"Four of our personnel were escorting the funds," said Haryono, the head of Jayapura post office, who goes by one name. The money was in four bags, he added, according to the AFP news agency.
An Indonesian search and rescue plane spotted debris believed to be from the aircraft that went missing on Sunday with 54 people on board in Papua province.
The wreckage thought to be from the Trigana Air Service plane was sighted on Monday morning in the heavily-forested Bintang Mountains region, local police chief Yunus Wally said.
Al Jazeera's Step Vaessen, reporting from Jakarta, said a rescue plane had identified smoking wreckage and another smaller plane was on its way to get a closer look.
"At the same time two teams have gone overland but it's a very mountainous area and they're not sure how long this journey is going to take to get there," our correspondent said.
A helicopter may also be sent - depending on what the smaller plane finds - to see if it is possible to land near the crash site.
The Trigana Air Service ATR 42-300 plane's disappearance is the latest in a string of aviation disasters in Southeast Asia.
The passengers on the plane, reported to be an ATR-42 model, include 44 adults, two children, three toddlers and five crew members.
Hours after the plane's disappearance, villagers in eastern Indonesia's Papua region claimed to have found the wreckage, the transport ministry's director-general of air transportation, Suprasetyo, who goes by one name, said.
"The plane has been found [by villagers]. According to residents, the flight had crashed into a mountain. Verification is still in process," Suprasetyo said.
According a tweet by Indonesia's National Agency Search and Rescue agency, the aircraft lost contact while flying over the remote eastern Papua region at 2:55pm local time.
The plane had been scheduled to land at a small airport in Oksibil around 3pm local time (06.00 GMT).
Oksibil is a remote town near the country's border with Papua New Guinea.
Our correspondent said reports indicated that "the weather was very bad" in Papua at the time the plane was in the air.
"It is also known as quite a spooky area to fly in and planes go missing there."

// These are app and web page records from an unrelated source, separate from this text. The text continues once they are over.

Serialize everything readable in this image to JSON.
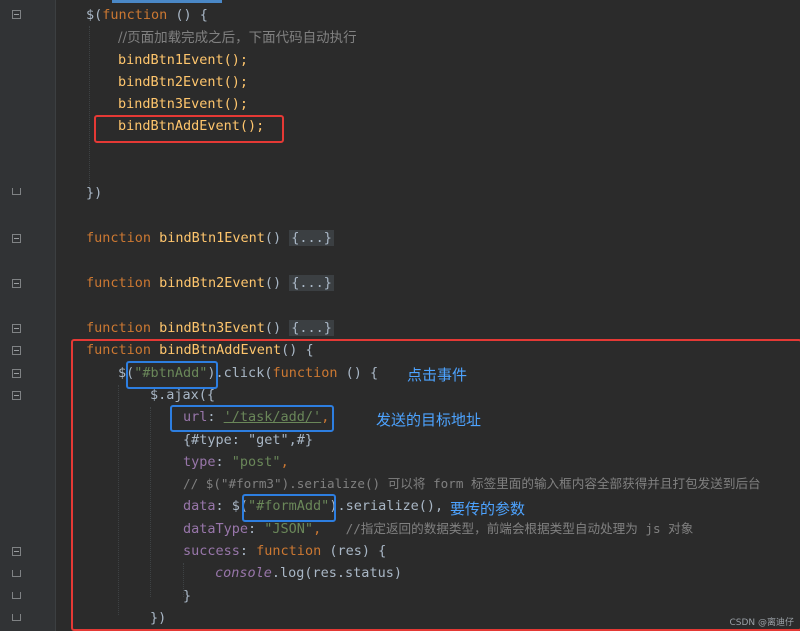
{
  "code": {
    "l1": {
      "a": "$(",
      "b": "function",
      "c": " () {"
    },
    "l2": "//页面加载完成之后，下面代码自动执行",
    "l3": "bindBtn1Event();",
    "l4": "bindBtn2Event();",
    "l5": "bindBtn3Event();",
    "l6": "bindBtnAddEvent();",
    "l7": "})",
    "f1": {
      "kw": "function",
      "name": "bindBtn1Event",
      "paren": "()",
      "collapsed": "{...}"
    },
    "f2": {
      "kw": "function",
      "name": "bindBtn2Event",
      "paren": "()",
      "collapsed": "{...}"
    },
    "f3": {
      "kw": "function",
      "name": "bindBtn3Event",
      "paren": "()",
      "collapsed": "{...}"
    },
    "f4": {
      "kw": "function",
      "name": "bindBtnAddEvent",
      "rest": "() {"
    },
    "click": {
      "a": "$(",
      "sel": "\"#btnAdd\"",
      "b": ").click(",
      "kw": "function",
      "c": " () {"
    },
    "ajax": "$.ajax({",
    "url": {
      "key": "url",
      "colon": ": ",
      "val": "'/task/add/'",
      "comma": ","
    },
    "type_comment": "{#type: \"get\",#}",
    "type": {
      "key": "type",
      "colon": ": ",
      "val": "\"post\"",
      "comma": ","
    },
    "serialize_comment": "// $(\"#form3\").serialize() 可以将 form 标签里面的输入框内容全部获得并且打包发送到后台",
    "data": {
      "key": "data",
      "a": ": $(",
      "sel": "\"#formAdd\"",
      "b": ").serialize(),"
    },
    "datatype": {
      "key": "dataType",
      "colon": ": ",
      "val": "\"JSON\"",
      "comma": ",",
      "comment": "//指定返回的数据类型，前端会根据类型自动处理为 js 对象"
    },
    "success": {
      "key": "success",
      "colon": ": ",
      "kw": "function",
      "rest": " (res) {"
    },
    "console": {
      "obj": "console",
      "rest": ".log(res.status)"
    },
    "close1": "}",
    "close2": "})"
  },
  "annotations": {
    "click_event": "点击事件",
    "target_url": "发送的目标地址",
    "params": "要传的参数"
  },
  "watermark": "CSDN @离迪仔",
  "colors": {
    "highlight_red": "#e53935",
    "highlight_blue": "#2d7ee0",
    "annotation": "#4da3ff"
  }
}
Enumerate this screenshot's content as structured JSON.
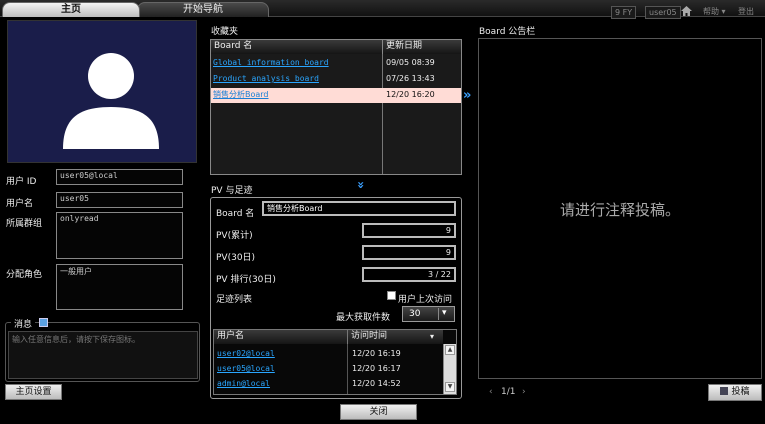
{
  "tabs": {
    "home": "主页",
    "nav": "开始导航"
  },
  "top_right": {
    "status": "9 FY",
    "user": "user05",
    "help": "帮助 ▾",
    "logout": "登出"
  },
  "profile": {
    "user_id_label": "用户 ID",
    "user_id": "user05@local",
    "user_name_label": "用户名",
    "user_name": "user05",
    "group_label": "所属群组",
    "group": "onlyread",
    "role_label": "分配角色",
    "role": "一般用户"
  },
  "message": {
    "title": "消息",
    "placeholder": "输入任意信息后，请按下保存图标。"
  },
  "home_settings_button": "主页设置",
  "favorites": {
    "title": "收藏夹",
    "headers": [
      "Board 名",
      "更新日期"
    ],
    "rows": [
      {
        "name": "Global information board",
        "date": "09/05 08:39"
      },
      {
        "name": "Product analysis board",
        "date": "07/26 13:43"
      },
      {
        "name": "销售分析Board",
        "date": "12/20 16:20"
      }
    ]
  },
  "pv": {
    "title": "PV 与足迹",
    "board_label": "Board 名",
    "board_value": "销售分析Board",
    "total_label": "PV(累计)",
    "total_value": "9",
    "days30_label": "PV(30日)",
    "days30_value": "9",
    "rank_label": "PV 排行(30日)",
    "rank_value": "3 / 22",
    "footprint_label": "足迹列表",
    "last_visit_label": "用户上次访问",
    "max_label": "最大获取件数",
    "max_value": "30",
    "visit_headers": [
      "用户名",
      "访问时间"
    ],
    "visits": [
      {
        "user": "user02@local",
        "time": "12/20 16:19"
      },
      {
        "user": "user05@local",
        "time": "12/20 16:17"
      },
      {
        "user": "admin@local",
        "time": "12/20 14:52"
      }
    ]
  },
  "close_button": "关闭",
  "board": {
    "title": "Board 公告栏",
    "empty_message": "请进行注释投稿。",
    "pager": "1/1",
    "post_button": "投稿"
  },
  "colors": {
    "link": "#2aa6ff",
    "selected_row": "#ffdcd6",
    "avatar_bg": "#1a1d4a"
  }
}
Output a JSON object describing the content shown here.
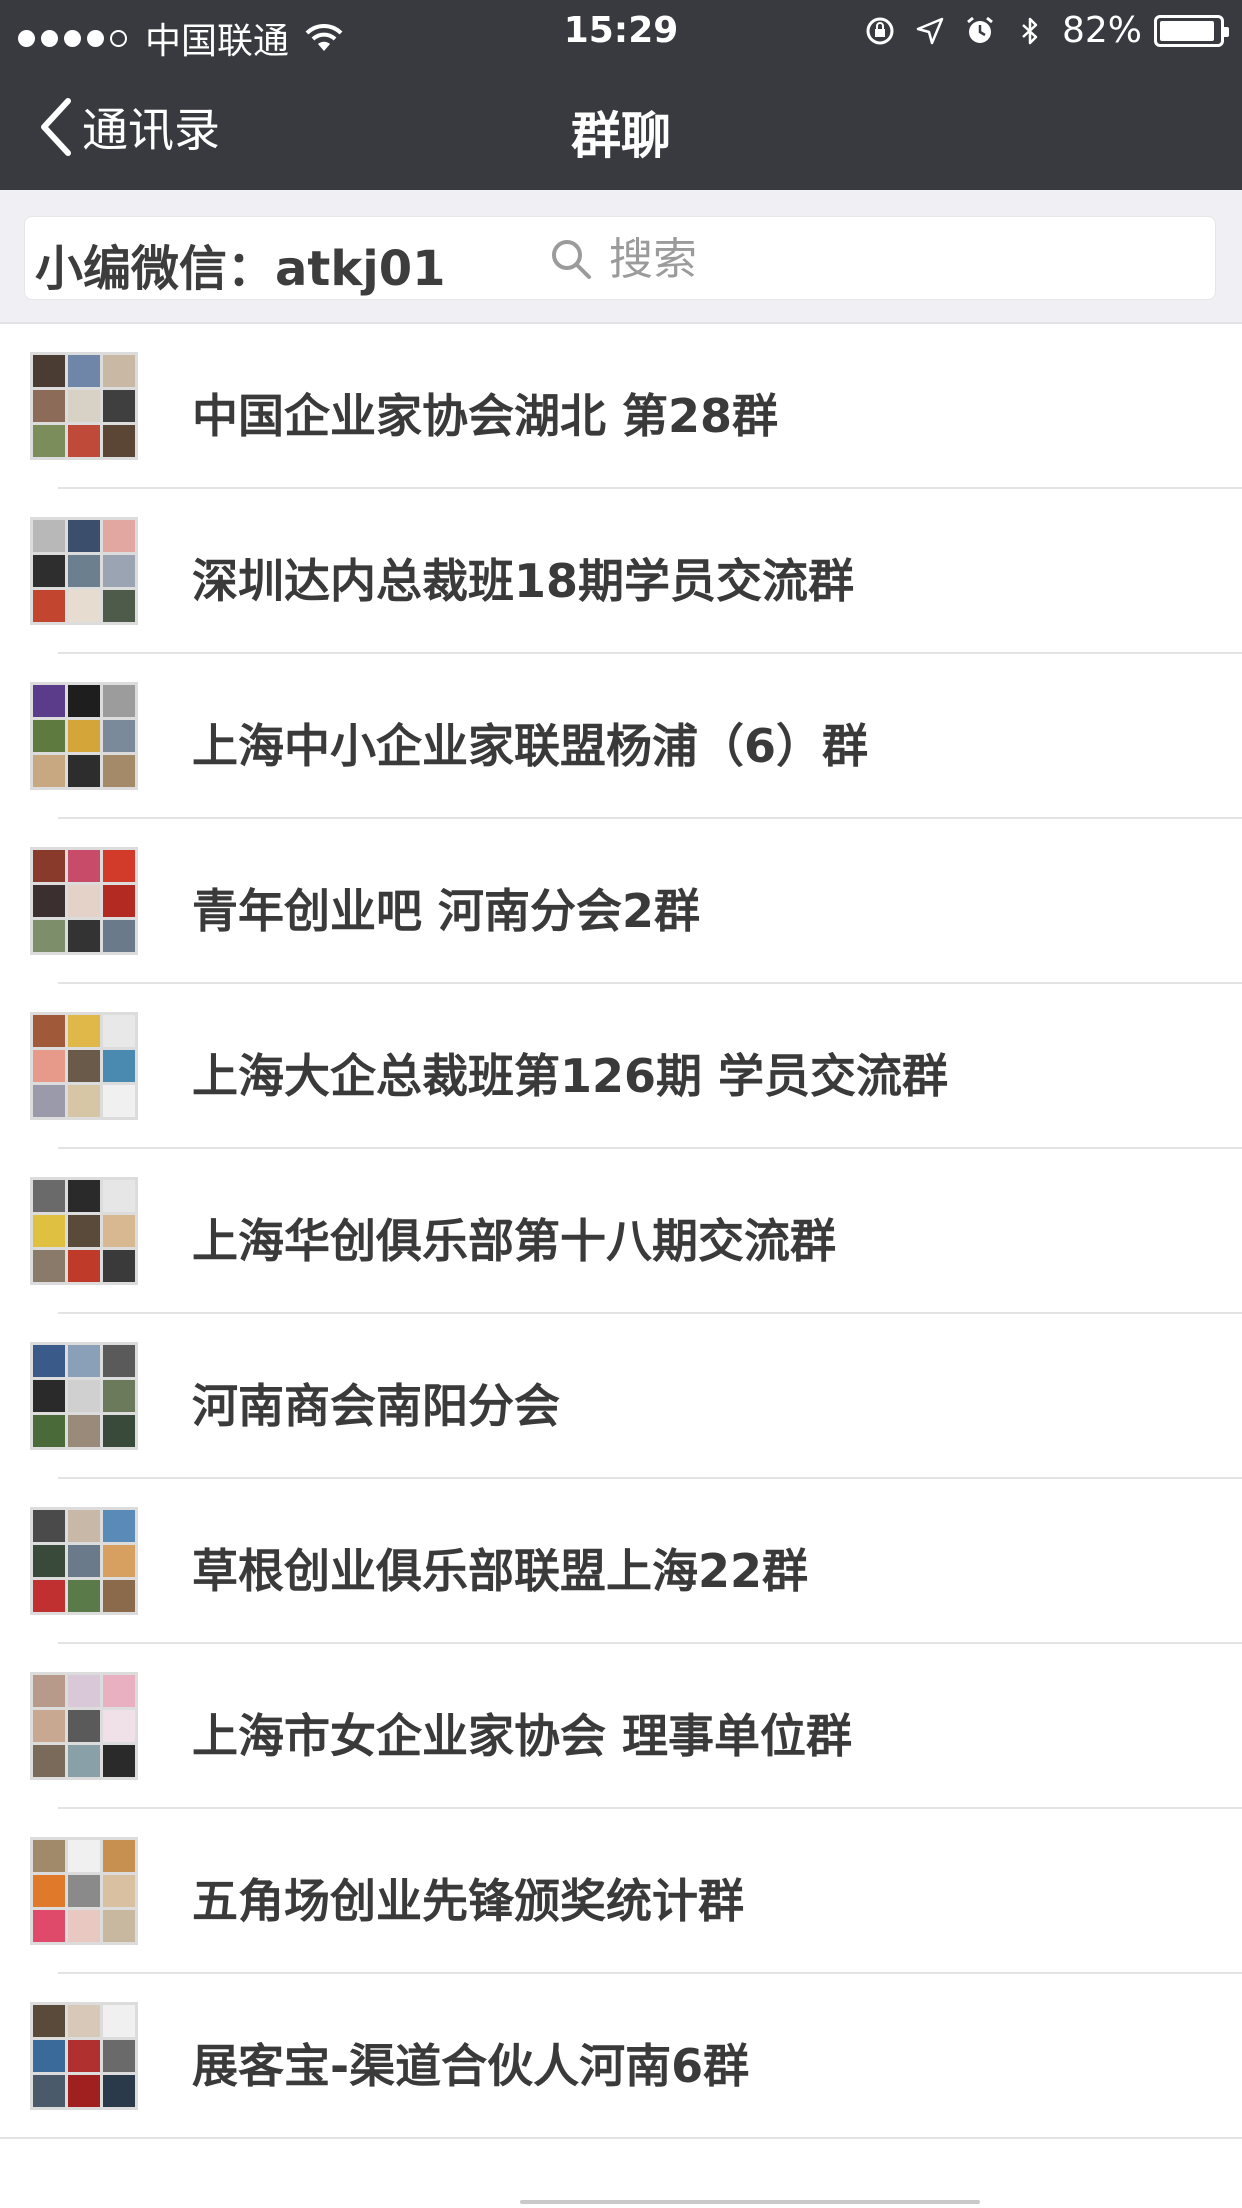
{
  "status_bar": {
    "carrier": "中国联通",
    "time": "15:29",
    "battery": "82%"
  },
  "nav": {
    "back_label": "通讯录",
    "title": "群聊"
  },
  "search": {
    "caption": "小编微信：atkj01",
    "placeholder": "搜索"
  },
  "groups": [
    {
      "name": "中国企业家协会湖北 第28群"
    },
    {
      "name": "深圳达内总裁班18期学员交流群"
    },
    {
      "name": "上海中小企业家联盟杨浦（6）群"
    },
    {
      "name": "青年创业吧 河南分会2群"
    },
    {
      "name": "上海大企总裁班第126期 学员交流群"
    },
    {
      "name": "上海华创俱乐部第十八期交流群"
    },
    {
      "name": "河南商会南阳分会"
    },
    {
      "name": "草根创业俱乐部联盟上海22群"
    },
    {
      "name": "上海市女企业家协会 理事单位群"
    },
    {
      "name": "五角场创业先锋颁奖统计群"
    },
    {
      "name": "展客宝-渠道合伙人河南6群"
    }
  ],
  "colors": {
    "nav_background": "#393a3f",
    "search_background": "#efeff4",
    "text_primary": "#3a3a3a",
    "placeholder": "#9b9b9b"
  }
}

On Wednesday, a Cessna propeller plane operated by Indonesian company Komala Air crashed in Papua's Yahukimo district, killing one person and seriously injuring the five others on board.
Officials suspect that the crash was caused by bad weather.